When composing emails in the work sense, I’m always surprised how much goes into it. And on some level, it annoys me because it takes time. But I do understand that in email, many things can come off the wrong way and you don’t want to offend or incite anyone without good reason. In the end, it’s hard art to learn to write strongly without upsetting anyone.

Then I read Clay Shirky’s Rant about Women. The point was that women don’t act as arrogant or narcissistic as men, and therefore, the females are missing out on opportunities. We never learn to brag or be aggressive, especially in writing. We don’t self-promote. We don’t confidently say “Yes I can do that” if we’re not quite sure. Are females naturally inclined to avoid looking like arrogant jerks? Or is it something we’re socially taught – to come off more compromising and sadly, less confident? Are we afraid to risk what others think of us in order to open doors for ourselves? Shirky points out:

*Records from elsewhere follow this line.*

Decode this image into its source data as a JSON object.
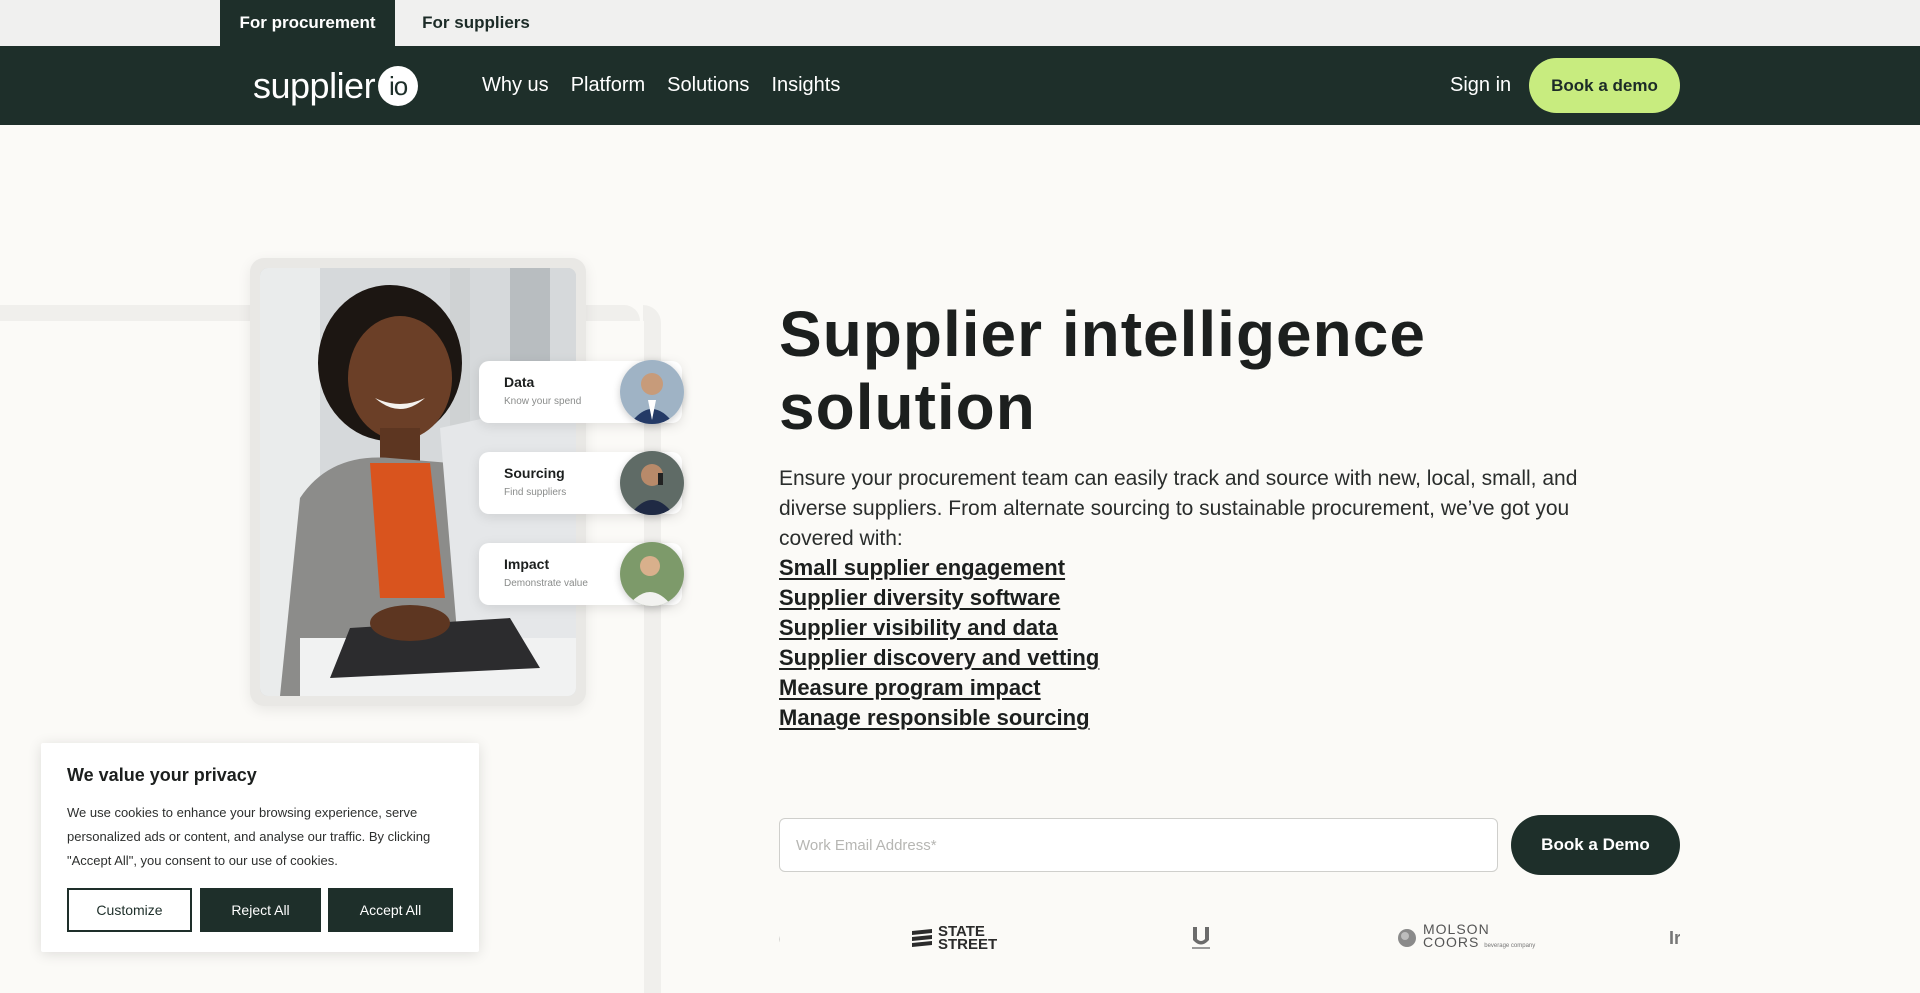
{
  "audience_tabs": [
    {
      "label": "For procurement",
      "active": true
    },
    {
      "label": "For suppliers",
      "active": false
    }
  ],
  "header": {
    "logo_text": "supplier",
    "logo_badge": "io",
    "nav": [
      "Why us",
      "Platform",
      "Solutions",
      "Insights"
    ],
    "sign_in": "Sign in",
    "cta": "Book a demo"
  },
  "feature_pills": [
    {
      "title": "Data",
      "subtitle": "Know your spend"
    },
    {
      "title": "Sourcing",
      "subtitle": "Find suppliers"
    },
    {
      "title": "Impact",
      "subtitle": "Demonstrate value"
    }
  ],
  "hero": {
    "title": "Supplier intelligence solution",
    "description": "Ensure your procurement team can easily track and source with new, local, small, and diverse suppliers. From alternate sourcing to sustainable procurement, we’ve got you covered with:",
    "links": [
      "Small supplier engagement",
      "Supplier diversity software",
      "Supplier visibility and data",
      "Supplier discovery and vetting",
      "Measure program impact",
      "Manage responsible sourcing"
    ]
  },
  "form": {
    "email_placeholder": "Work Email Address*",
    "submit": "Book a Demo"
  },
  "customer_logos": {
    "partial_left": ")",
    "state_street_line1": "STATE",
    "state_street_line2": "STREET",
    "molson_line1": "MOLSON",
    "molson_line2": "COORS",
    "molson_sub": "beverage company",
    "partial_right": "Ir"
  },
  "cookie_banner": {
    "title": "We value your privacy",
    "text": "We use cookies to enhance your browsing experience, serve personalized ads or content, and analyse our traffic. By clicking \"Accept All\", you consent to our use of cookies.",
    "customize": "Customize",
    "reject": "Reject All",
    "accept": "Accept All"
  },
  "colors": {
    "header_bg": "#1e2f2a",
    "cta_accent": "#c8ec7f",
    "page_bg": "#fbfaf7"
  }
}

“There is no upper limit to the risks men are willing to take in order to succeed, and if there is an upper limit for women, they will succeed less. They will also end up in jail less, but I don’t think we get the rewards without the risks.”

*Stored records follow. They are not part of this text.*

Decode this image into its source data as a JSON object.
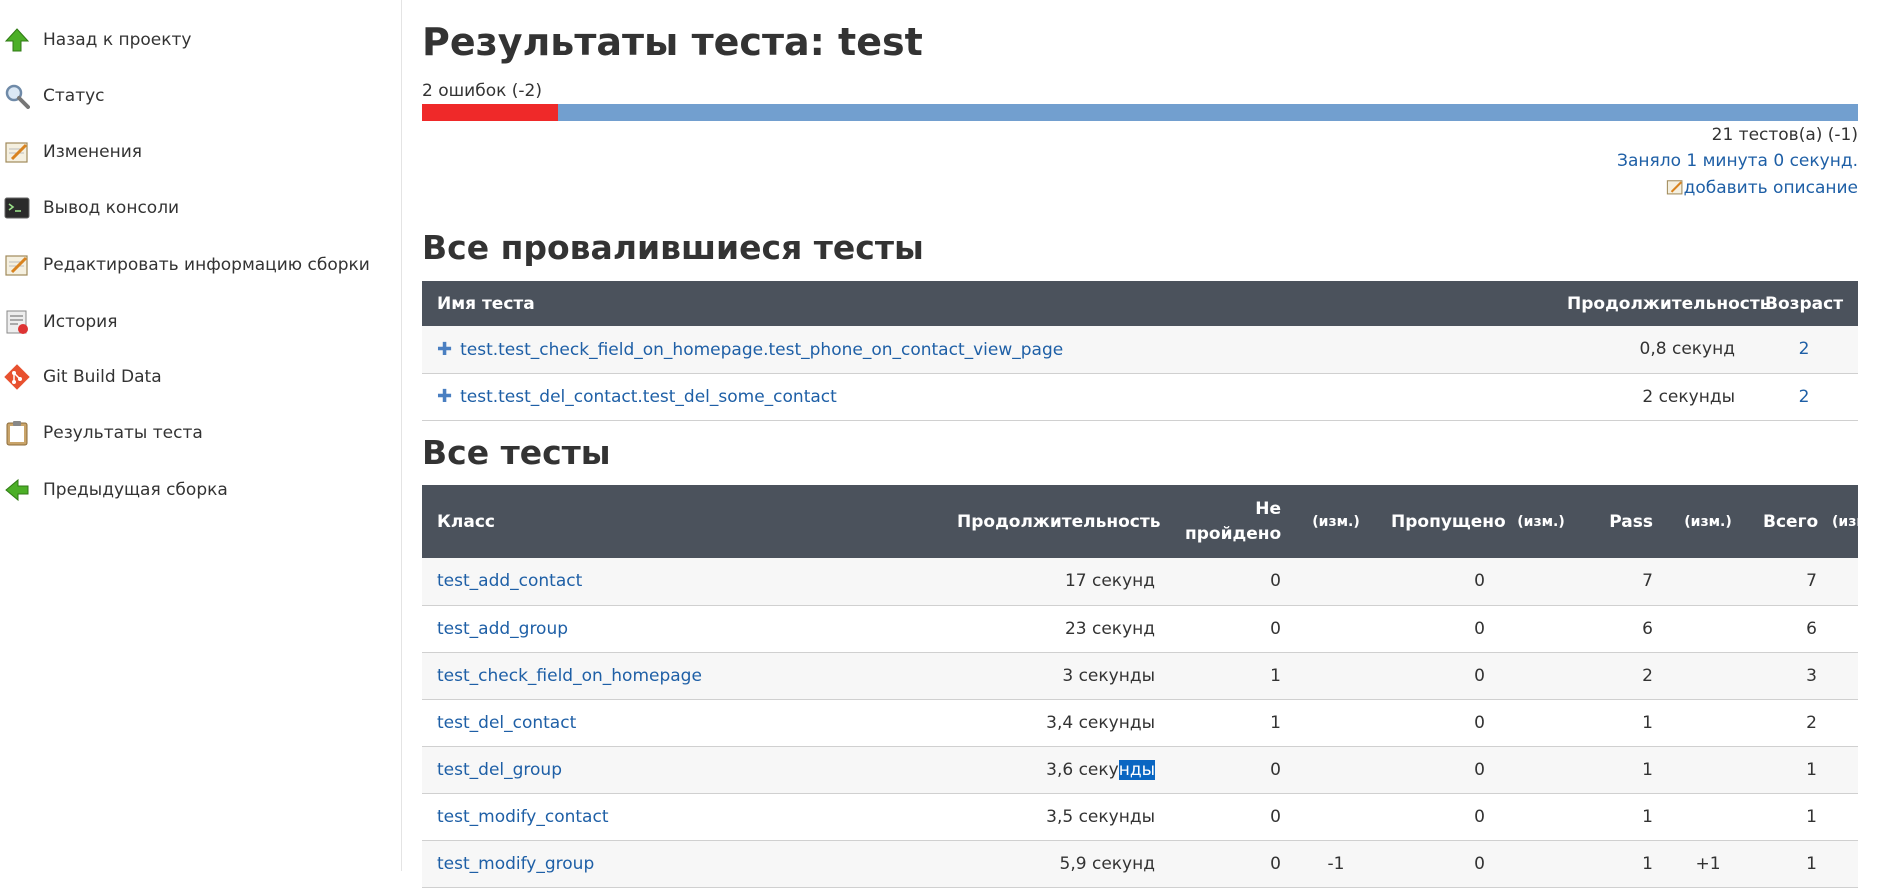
{
  "sidebar": {
    "items": [
      {
        "label": "Назад к проекту",
        "icon": "up-arrow-icon"
      },
      {
        "label": "Статус",
        "icon": "magnifier-icon"
      },
      {
        "label": "Изменения",
        "icon": "notepad-icon"
      },
      {
        "label": "Вывод консоли",
        "icon": "terminal-icon"
      },
      {
        "label": "Редактировать информацию сборки",
        "icon": "notepad-icon"
      },
      {
        "label": "История",
        "icon": "history-icon"
      },
      {
        "label": "Git Build Data",
        "icon": "git-icon"
      },
      {
        "label": "Результаты теста",
        "icon": "clipboard-icon"
      },
      {
        "label": "Предыдущая сборка",
        "icon": "left-arrow-icon"
      }
    ]
  },
  "header": {
    "title": "Результаты теста: test",
    "fail_summary": "2 ошибок (-2)",
    "fail_fraction": 0.095,
    "tests_count": "21 тестов(а) (-1)",
    "duration": "Заняло 1 минута 0 секунд.",
    "add_description": "добавить описание"
  },
  "colors": {
    "fail": "#ef2929",
    "pass": "#729fcf",
    "link": "#1e5fa6",
    "table_header": "#4b525c"
  },
  "failed": {
    "heading": "Все провалившиеся тесты",
    "columns": [
      "Имя теста",
      "Продолжительность",
      "Возраст"
    ],
    "rows": [
      {
        "name": "test.test_check_field_on_homepage.test_phone_on_contact_view_page",
        "duration": "0,8 секунд",
        "age": "2"
      },
      {
        "name": "test.test_del_contact.test_del_some_contact",
        "duration": "2 секунды",
        "age": "2"
      }
    ]
  },
  "all": {
    "heading": "Все тесты",
    "columns": {
      "klass": "Класс",
      "duration": "Продолжительность",
      "failed_l1": "Не",
      "failed_l2": "пройдено",
      "diff": "(изм.)",
      "skipped": "Пропущено",
      "pass": "Pass",
      "total": "Всего"
    },
    "rows": [
      {
        "klass": "test_add_contact",
        "duration": "17 секунд",
        "failed": "0",
        "failed_diff": "",
        "skipped": "0",
        "skipped_diff": "",
        "pass": "7",
        "pass_diff": "",
        "total": "7",
        "total_diff": ""
      },
      {
        "klass": "test_add_group",
        "duration": "23 секунд",
        "failed": "0",
        "failed_diff": "",
        "skipped": "0",
        "skipped_diff": "",
        "pass": "6",
        "pass_diff": "",
        "total": "6",
        "total_diff": ""
      },
      {
        "klass": "test_check_field_on_homepage",
        "duration": "3 секунды",
        "failed": "1",
        "failed_diff": "",
        "skipped": "0",
        "skipped_diff": "",
        "pass": "2",
        "pass_diff": "",
        "total": "3",
        "total_diff": ""
      },
      {
        "klass": "test_del_contact",
        "duration": "3,4 секунды",
        "failed": "1",
        "failed_diff": "",
        "skipped": "0",
        "skipped_diff": "",
        "pass": "1",
        "pass_diff": "",
        "total": "2",
        "total_diff": ""
      },
      {
        "klass": "test_del_group",
        "duration_a": "3,6 секу",
        "duration_b": "нды",
        "failed": "0",
        "failed_diff": "",
        "skipped": "0",
        "skipped_diff": "",
        "pass": "1",
        "pass_diff": "",
        "total": "1",
        "total_diff": ""
      },
      {
        "klass": "test_modify_contact",
        "duration": "3,5 секунды",
        "failed": "0",
        "failed_diff": "",
        "skipped": "0",
        "skipped_diff": "",
        "pass": "1",
        "pass_diff": "",
        "total": "1",
        "total_diff": ""
      },
      {
        "klass": "test_modify_group",
        "duration": "5,9 секунд",
        "failed": "0",
        "failed_diff": "-1",
        "skipped": "0",
        "skipped_diff": "",
        "pass": "1",
        "pass_diff": "+1",
        "total": "1",
        "total_diff": ""
      }
    ]
  }
}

Yes, some of it may come from a much larger bias against women who do have these characteristics. But it has to be noted that men often come off the exact same say – whatever the masculine term for bitchy would be – they just care more about the reward than the risk. When it comes down to it, there shouldn’t be this clear of a difference in writing between genders. I had to take a moment to mentally go through any emails I’d recently sent to see if they sounded like that. It’s become an almost unconscious habit to tone things down. And that skill has a time and place. So does being able to say “this is what I need” or “I’m really great at…”



March 10, 2010

I recently finished the books The Girl with the Dragon Tattoo and The Girl who Played with Fire, both by Stieg Larrson. Both books were recommended and lent to me by my mom. These books have been on the best-seller lists, so why not check them out. There’s a third one in the series, I believe, but I haven’t gotten to it.

I’d recommend both books. Keep in mind, these books are not difficult to read. I personally like easy reads – books that I can finish in a few sittings (and that’s given that I read very slowly). They’re very plot-driven, solve-the-mystery type of books. Similar to the DaVinci Code, but a little less cliff-hanger, “made for the movies”-esque. The Girl with the Dragon Tattoo took a while to get going, but once it picked up, I couldn’t put it down. I think you definitely have to read both of them. While The Girl with the Dragon Tattoo can stand alone as a novel, the sequel brings a few more answers to the back story.

In addition to my reading, I’ve watched a few movies, that by themselves I don’t have enough to say. First, It’s Complicated. This movie looked amusing from the previews, but ultimately was disappointing. I also watched The Proposal. Not expecting a lot out of this one, and it lived up to exactly what you would expect. Plus, I like Sandra Bullock. District 9 was one of the better movies I’ve seen lately. It took me a while to get into it, but I liked it a lot. However, I hadn’t read most of the hype (just heard about it), so I didn’t start out with any real expectations. Couples Retreat – again, this is one of those movies that is exactly what you expect. And last, but definitely the best, The Brothers Bloom. Most definitely see this movie. It was funny and touching and I like Adrian Brody.